The Big Picture: Injured Kids, Society Costs
Children with disabilities are changing the face of education in the 21st century, and the evidence is overwhelming on a global basis. The impact of the ever-increasing autism rate is a big part of the story, but it’s not just about autism. Intellectually, behaviorally and emotionally, students today are noticeably different from those of past generations.
Below is just a fraction of recent mainstream media coverage that clearly documents the decline of children’s health everywhere. Incredibly, these reports are presented without explaining or even stating potential causes of such drastic changes being seen worldwide. Exploding numbers and soaring costs are accepted without question by today’s reporters and educators.

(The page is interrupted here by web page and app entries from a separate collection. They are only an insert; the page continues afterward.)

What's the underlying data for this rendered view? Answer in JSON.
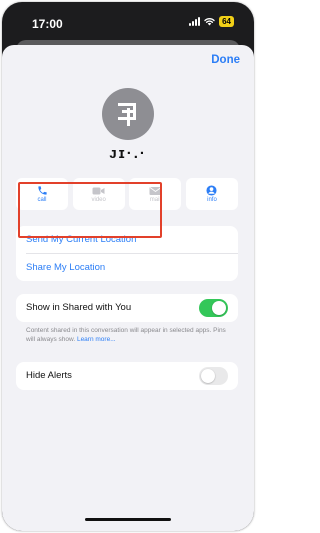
{
  "status_bar": {
    "time": "17:00",
    "battery": "64"
  },
  "header": {
    "done_label": "Done"
  },
  "contact": {
    "name": "ᴊɪ·.·"
  },
  "actions": [
    {
      "label": "call",
      "icon": "phone-icon",
      "enabled": true
    },
    {
      "label": "video",
      "icon": "video-icon",
      "enabled": false
    },
    {
      "label": "mail",
      "icon": "mail-icon",
      "enabled": false
    },
    {
      "label": "info",
      "icon": "person-icon",
      "enabled": true
    }
  ],
  "location": {
    "send_current": "Send My Current Location",
    "share": "Share My Location"
  },
  "shared_with_you": {
    "label": "Show in Shared with You",
    "enabled": true,
    "caption": "Content shared in this conversation will appear in selected apps. Pins will always show.",
    "learn_more": "Learn more..."
  },
  "hide_alerts": {
    "label": "Hide Alerts",
    "enabled": false
  },
  "colors": {
    "accent": "#2c7ef6",
    "toggle_on": "#34c759",
    "toggle_off": "#e9e9ea",
    "highlight": "#e2402a",
    "battery": "#f2d017"
  }
}
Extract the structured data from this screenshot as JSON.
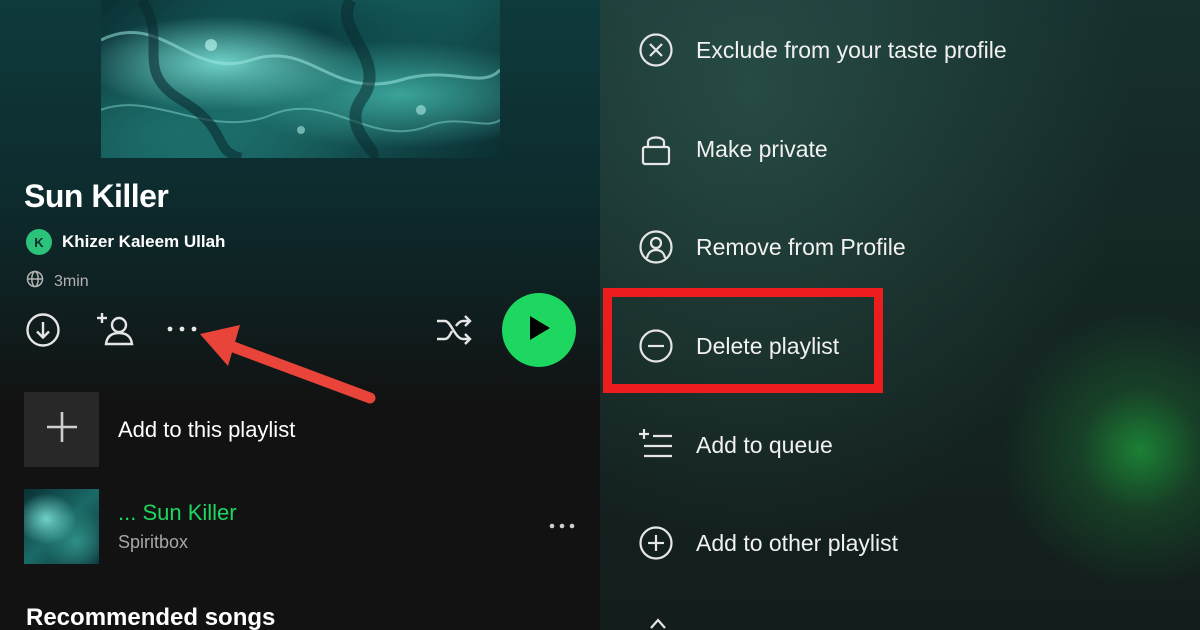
{
  "playlist": {
    "title": "Sun Killer",
    "owner_initial": "K",
    "owner_name": "Khizer Kaleem Ullah",
    "duration": "3min"
  },
  "controls": {
    "download_icon": "download-circle-icon",
    "add_user_icon": "add-user-icon",
    "more_icon": "more-dots-icon",
    "shuffle_icon": "shuffle-icon",
    "play_icon": "play-icon",
    "play_color": "#1ed760"
  },
  "add_to_playlist": {
    "label": "Add to this playlist",
    "icon": "plus-icon"
  },
  "tracks": [
    {
      "title": "... Sun Killer",
      "artist": "Spiritbox",
      "title_color": "#1ed760"
    }
  ],
  "sections": {
    "recommended": "Recommended songs"
  },
  "menu": {
    "items": [
      {
        "label": "Exclude from your taste profile",
        "icon": "close-circle-icon"
      },
      {
        "label": "Make private",
        "icon": "lock-icon"
      },
      {
        "label": "Remove from Profile",
        "icon": "profile-icon"
      },
      {
        "label": "Delete playlist",
        "icon": "minus-circle-icon"
      },
      {
        "label": "Add to queue",
        "icon": "add-to-queue-icon"
      },
      {
        "label": "Add to other playlist",
        "icon": "plus-circle-icon"
      }
    ]
  },
  "annotation": {
    "highlight_color": "#ee1d1d",
    "arrow_color": "#e8443a"
  }
}
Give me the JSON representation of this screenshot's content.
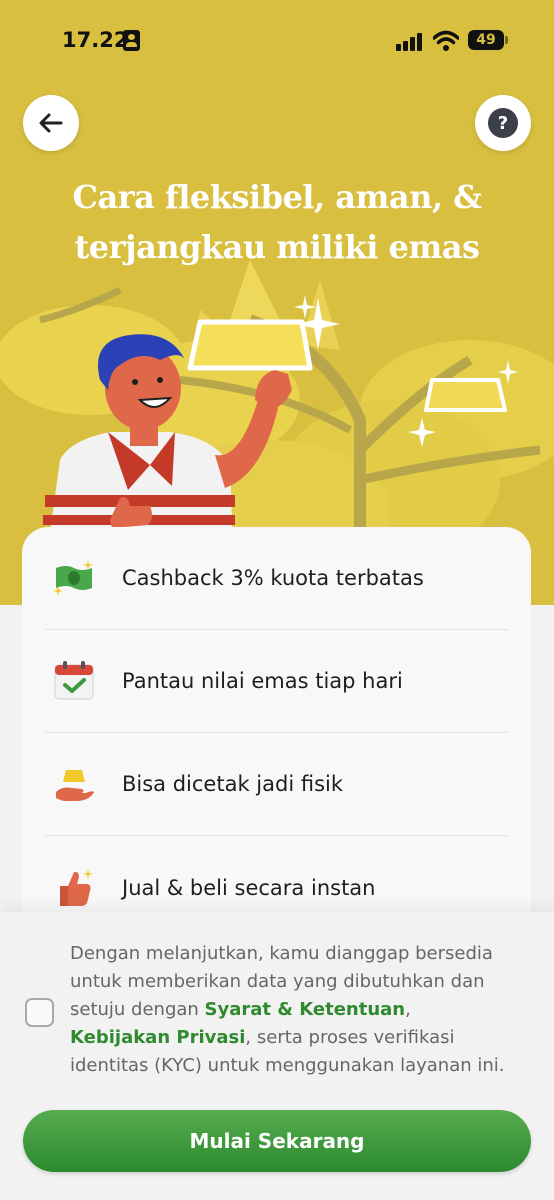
{
  "status_bar": {
    "time": "17.22",
    "battery": "49"
  },
  "header": {
    "title_line1": "Cara fleksibel, aman, &",
    "title_line2": "terjangkau miliki emas",
    "back_icon": "arrow-left-icon",
    "help_icon": "question-icon"
  },
  "benefits": [
    {
      "icon": "cash-icon",
      "label": "Cashback 3% kuota terbatas"
    },
    {
      "icon": "calendar-check-icon",
      "label": "Pantau nilai emas tiap hari"
    },
    {
      "icon": "gold-hand-icon",
      "label": "Bisa dicetak jadi fisik"
    },
    {
      "icon": "thumbs-up-icon",
      "label": "Jual & beli secara instan"
    }
  ],
  "consent": {
    "text_before": "Dengan melanjutkan, kamu dianggap bersedia untuk memberikan data yang dibutuhkan dan setuju dengan ",
    "terms_link": "Syarat & Ketentuan",
    "separator": ", ",
    "privacy_link": "Kebijakan Privasi",
    "text_after": ", serta proses verifikasi identitas (KYC) untuk menggunakan layanan ini.",
    "checked": false
  },
  "cta": {
    "label": "Mulai Sekarang"
  },
  "colors": {
    "hero_background": "#d8bf40",
    "accent_green": "#2f8a2f",
    "card_background": "#f8f8f8"
  }
}
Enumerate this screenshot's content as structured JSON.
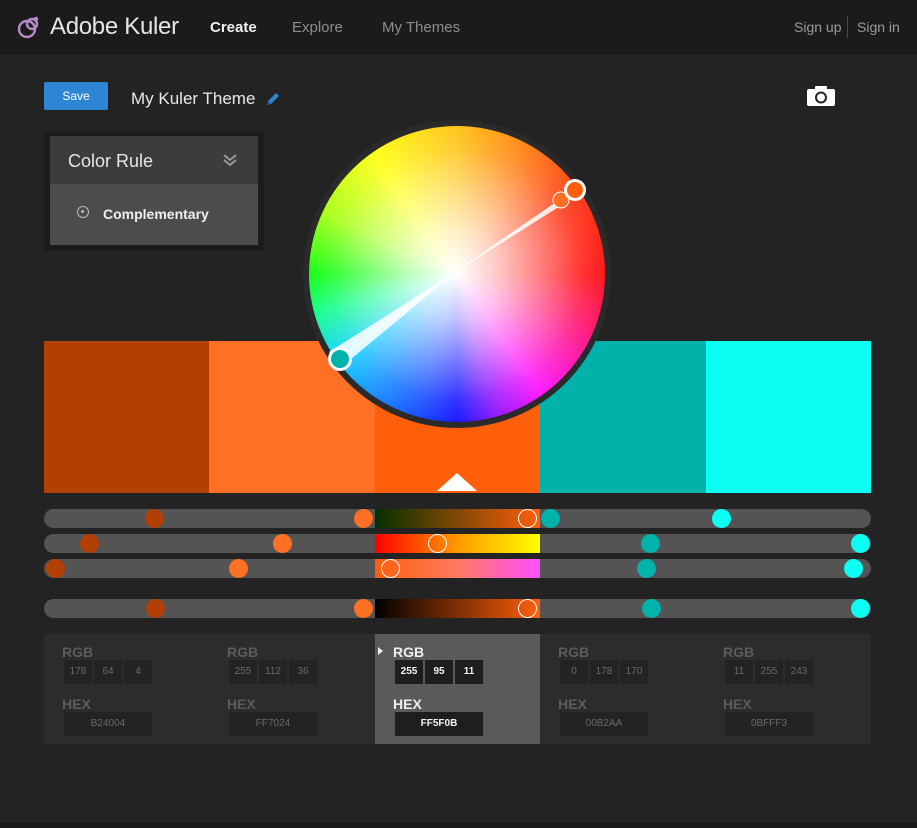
{
  "app": {
    "title": "Adobe Kuler",
    "nav": [
      "Create",
      "Explore",
      "My Themes"
    ],
    "sign_up": "Sign up",
    "sign_in": "Sign in"
  },
  "toolbar": {
    "save_label": "Save",
    "theme_name": "My Kuler Theme"
  },
  "color_rule": {
    "title": "Color Rule",
    "selected": "Complementary"
  },
  "swatches": [
    {
      "hex": "#B24004"
    },
    {
      "hex": "#FF7024"
    },
    {
      "hex": "#FF5F0B"
    },
    {
      "hex": "#00B2AA"
    },
    {
      "hex": "#0BFFF3"
    }
  ],
  "selected_swatch": 2,
  "color_info": [
    {
      "rgb_label": "RGB",
      "r": "178",
      "g": "64",
      "b": "4",
      "hex_label": "HEX",
      "hex": "B24004"
    },
    {
      "rgb_label": "RGB",
      "r": "255",
      "g": "112",
      "b": "36",
      "hex_label": "HEX",
      "hex": "FF7024"
    },
    {
      "rgb_label": "RGB",
      "r": "255",
      "g": "95",
      "b": "11",
      "hex_label": "HEX",
      "hex": "FF5F0B"
    },
    {
      "rgb_label": "RGB",
      "r": "0",
      "g": "178",
      "b": "170",
      "hex_label": "HEX",
      "hex": "00B2AA"
    },
    {
      "rgb_label": "RGB",
      "r": "11",
      "g": "255",
      "b": "243",
      "hex_label": "HEX",
      "hex": "0BFFF3"
    }
  ],
  "colors": {
    "accent": "#2d86d4",
    "topbar": "#1b1b1b",
    "background": "#232323"
  },
  "icons": [
    "kuler-logo-icon",
    "pencil-icon",
    "camera-icon",
    "chevron-down-icon",
    "radio-icon"
  ]
}
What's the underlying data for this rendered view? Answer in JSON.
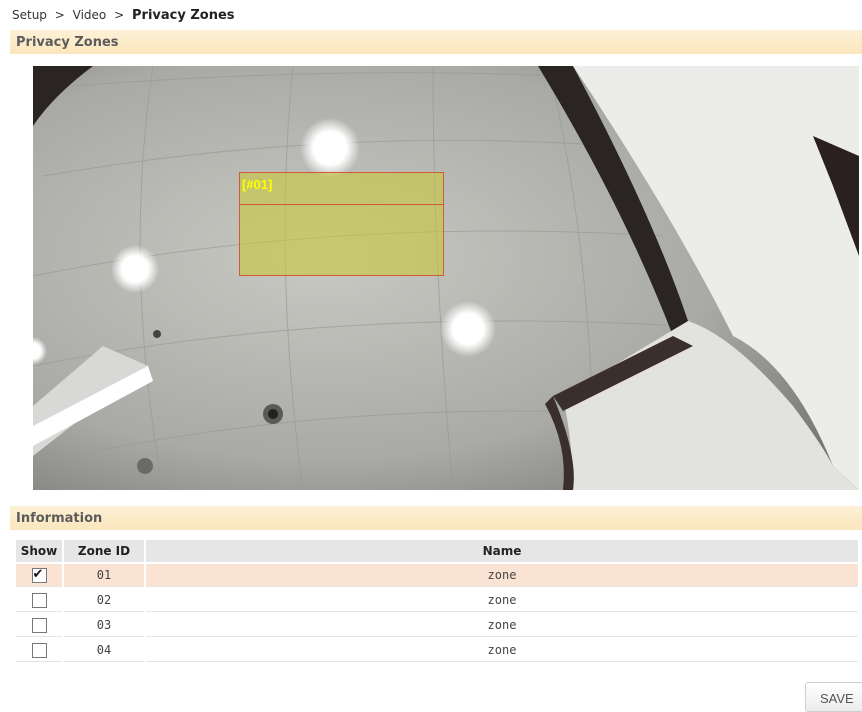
{
  "breadcrumb": {
    "items": [
      "Setup",
      "Video"
    ],
    "current": "Privacy Zones",
    "separator": ">"
  },
  "sections": {
    "privacy_title": "Privacy Zones",
    "info_title": "Information"
  },
  "video": {
    "zone_label": "[#01]"
  },
  "table": {
    "headers": {
      "show": "Show",
      "zone_id": "Zone ID",
      "name": "Name"
    },
    "rows": [
      {
        "checked": true,
        "id": "01",
        "name": "zone"
      },
      {
        "checked": false,
        "id": "02",
        "name": "zone"
      },
      {
        "checked": false,
        "id": "03",
        "name": "zone"
      },
      {
        "checked": false,
        "id": "04",
        "name": "zone"
      }
    ]
  },
  "buttons": {
    "save": "SAVE"
  },
  "colors": {
    "section_bar": "#fbe6bd",
    "selected_row": "#fbe3d3",
    "zone_fill": "#c8c83c",
    "zone_border": "#d05a3a",
    "zone_label": "#ffff00"
  }
}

The only solutions presented involve more money for more programs, schools and therapists to meet the growing needs of increasingly unhealthy students.
What is never discussed is how this will impact the future of society as we know it if this trend continues unchecked.
The U.S. Department of Education’s Office of Special Education Programs has put together these demographics and “Fast Facts” about children around the country identified with Autism. An interactive and accessible version is also available.
The latest from Anne Dachel, who chronicles the epidemics that currently claim the health of so many children in the U.S. and around the globe.
Anne Dachel’s February 2020 update on the impact upon society from the ever-increasing childhood health epidemics.
Anne Dachel’s January 2020 update on the impact upon society from the ever-increasing childhood health epidemics.
Autism, developmental delays, and chronic illnesses including allergies and asthma are at an all-time high, affecting 1 in 6 children across the US. Autism alone has increased in prevalence from 1 in 1000 in 1995 to 1 in 59 US children in 2018. The rise in chronic illness and developmental disabilities has scientists, doctors, educators, and legislators in an ongoing debate over causation. Research has failed to turn up but a few definitive causes, rather, studies propose associated risks. These risks are rarely shared with the general public and most often, physicians themselves are not familiar with the science that has determined these associations.